According to AARP, almost 90% of seniors express the desire to remain at home. Many feel they will be more comfortable there than moving into support care facilities. Not only do they prefer it but, in many cases it is cheaper on the individual as well as government programs to do so. In what may be a response to that, Medicare is implementing number of changes to better support the aging in place scenario.
Historically, Medicare has not covered or reimbursed for custodial care, meaning services provided by a nurse’s aide including assistance with activities of daily living. In most instances this kind of care would only be covered as a part of a temporary, skilled home health program with a physicians’ order, and not as a long term service. While this is helpful for those situations when someone is recovering from illness or injury, most seniors will eventually need day this type of care ongoing in order to age in place successfully (70 % according to the US Department of Health and Human Services).
So what type of services are now going to be covered? Well, under many Medicare Advantage plans benefits will now be offered to cover services such as transportation, home safety devices such as grab bars and wheelchair ramps, telehealth programs, and even home delivered meals. Medicare Advantage plans also will have the option to pay for assistance from home health aides, who can help beneficiaries with their daily activities including dressing, eating and care with hygiene. These benefits represent a revised and broader definition of the traditional requirement that Medicare services must be primarily health related.
Because these services are being covered under Medicare Advantage plans and not traditional Part A Medicare, some Medicare beneficiaries may want to try out a Medicare Advantage plan to see if it works out better for them. Fortunately, new regulations will let people try an Advantage plan for up to three months (a sort of “test run”) and if they aren’t satisfied, they can switch to another Medicare Advantage plan or choose to enroll in original Medicare. Congress required this flexibility in the 21st Century Cures Act in 2016, designed to accelerate innovation in health care.
More information on the upcoming changes to Medicare can be found on the AARP website.
About the Author: Pam Reynolds, CMC is the President and co-owner of Allegiance Aging Care Services. Pam has spent almost fifteen years working in senior care including long term care facilities and home health care.

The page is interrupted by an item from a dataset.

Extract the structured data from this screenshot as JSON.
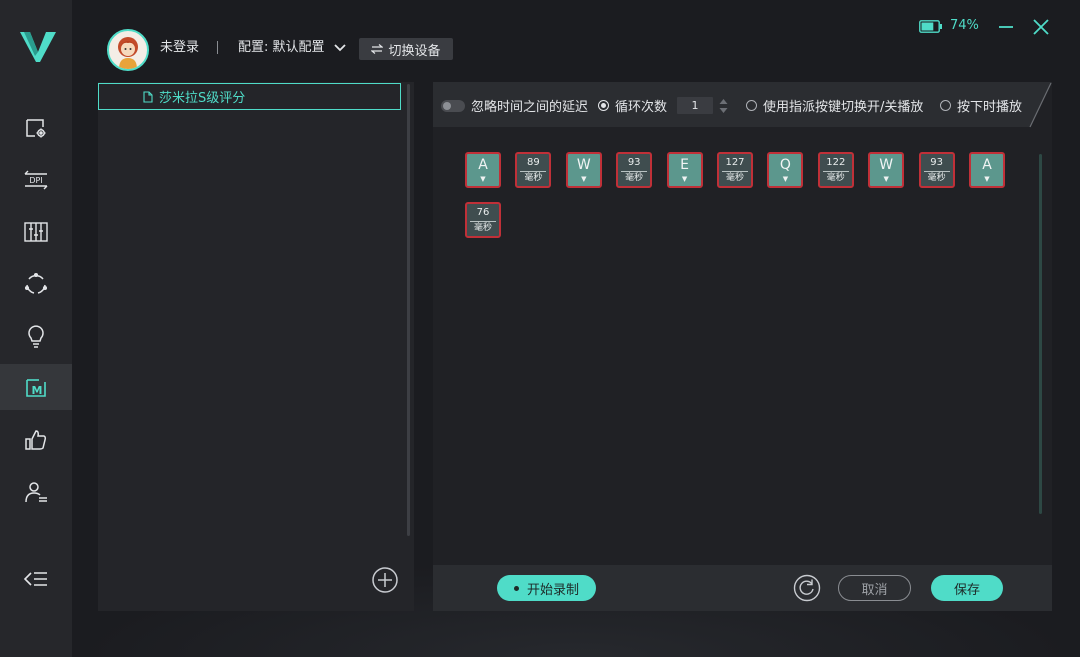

Her higher education is in Social Work, and she has been credentialed as both a certified Geriatric Care Manager and Licensed Assisted Living Administrator. Read more about Pam and her team of Aging Care Professionals here.